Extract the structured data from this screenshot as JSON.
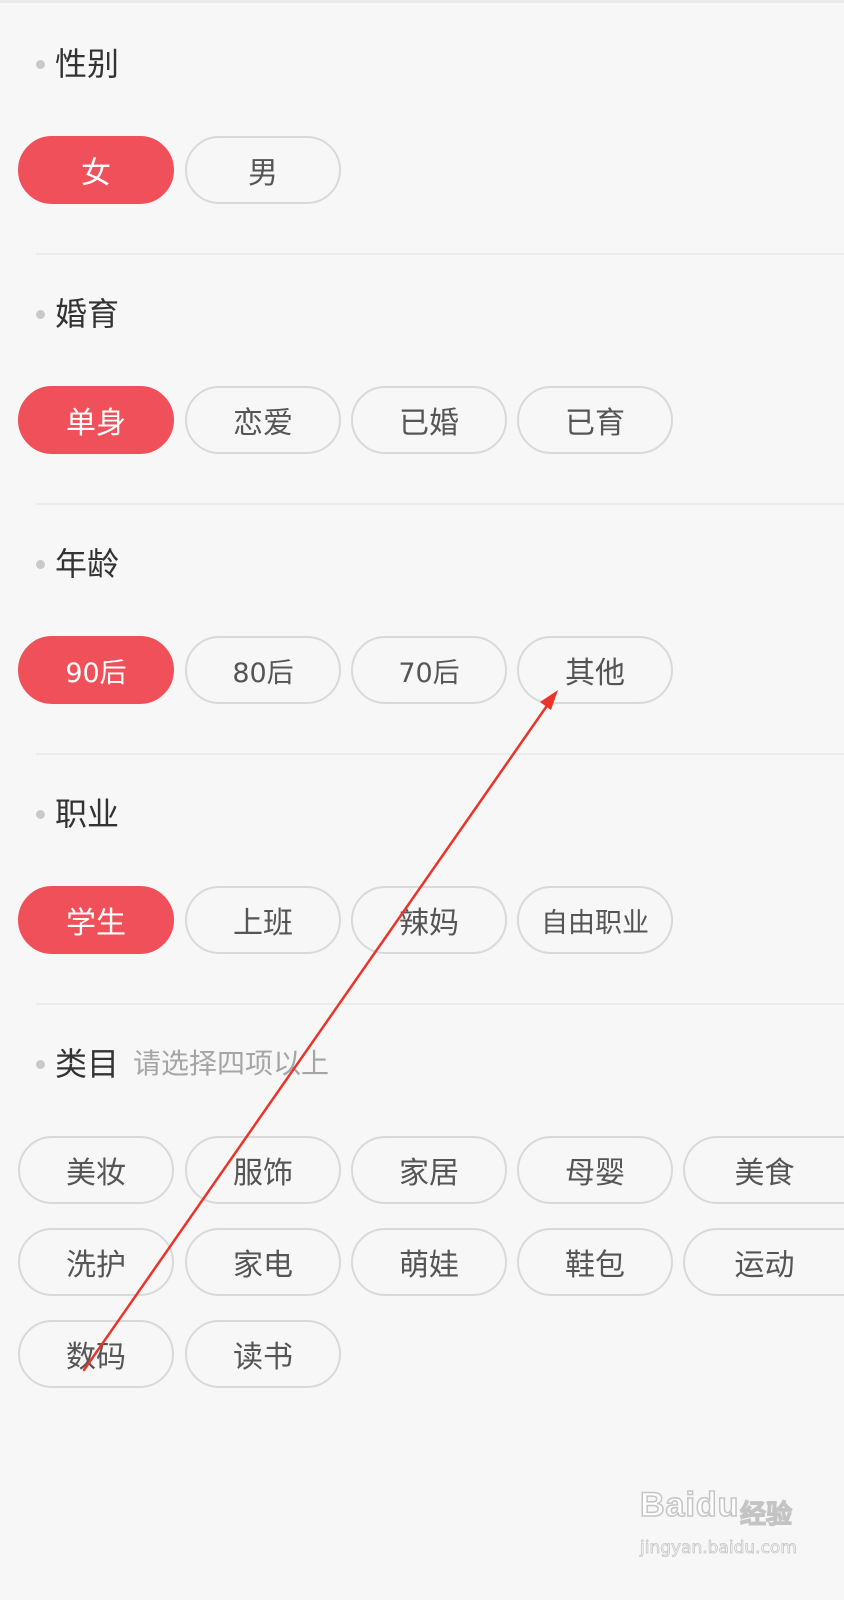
{
  "colors": {
    "accent": "#f05059",
    "background": "#f7f7f7",
    "pill_border": "#d9d9d9",
    "title_text": "#333333",
    "hint_text": "#a5a5a5",
    "annotation_arrow": "#e8342b"
  },
  "sections": {
    "gender": {
      "title": "性别",
      "options": [
        "女",
        "男"
      ],
      "selected": "女"
    },
    "marriage": {
      "title": "婚育",
      "options": [
        "单身",
        "恋爱",
        "已婚",
        "已育"
      ],
      "selected": "单身"
    },
    "age": {
      "title": "年龄",
      "options": [
        "90后",
        "80后",
        "70后",
        "其他"
      ],
      "selected": "90后"
    },
    "occupation": {
      "title": "职业",
      "options": [
        "学生",
        "上班",
        "辣妈",
        "自由职业"
      ],
      "selected": "学生"
    },
    "category": {
      "title": "类目",
      "hint": "请选择四项以上",
      "options": [
        "美妆",
        "服饰",
        "家居",
        "母婴",
        "美食",
        "洗护",
        "家电",
        "萌娃",
        "鞋包",
        "运动",
        "数码",
        "读书"
      ]
    }
  },
  "watermark": {
    "brand": "Baidu",
    "sub": "经验",
    "url": "jingyan.baidu.com"
  }
}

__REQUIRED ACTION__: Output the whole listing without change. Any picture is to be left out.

__EXERCISE OUTPUT__:
Extract the structured data from this screenshot as JSON.
{
  "colors": {
    "accent": "#f05059",
    "background": "#f7f7f7",
    "pill_border": "#d9d9d9",
    "title_text": "#333333",
    "hint_text": "#a5a5a5",
    "annotation_arrow": "#e8342b"
  },
  "sections": {
    "gender": {
      "title": "性别",
      "options": [
        "女",
        "男"
      ],
      "selected": "女"
    },
    "marriage": {
      "title": "婚育",
      "options": [
        "单身",
        "恋爱",
        "已婚",
        "已育"
      ],
      "selected": "单身"
    },
    "age": {
      "title": "年龄",
      "options": [
        "90后",
        "80后",
        "70后",
        "其他"
      ],
      "selected": "90后"
    },
    "occupation": {
      "title": "职业",
      "options": [
        "学生",
        "上班",
        "辣妈",
        "自由职业"
      ],
      "selected": "学生"
    },
    "category": {
      "title": "类目",
      "hint": "请选择四项以上",
      "options": [
        "美妆",
        "服饰",
        "家居",
        "母婴",
        "美食",
        "洗护",
        "家电",
        "萌娃",
        "鞋包",
        "运动",
        "数码",
        "读书"
      ]
    }
  },
  "watermark": {
    "brand": "Baidu",
    "sub": "经验",
    "url": "jingyan.baidu.com"
  }
}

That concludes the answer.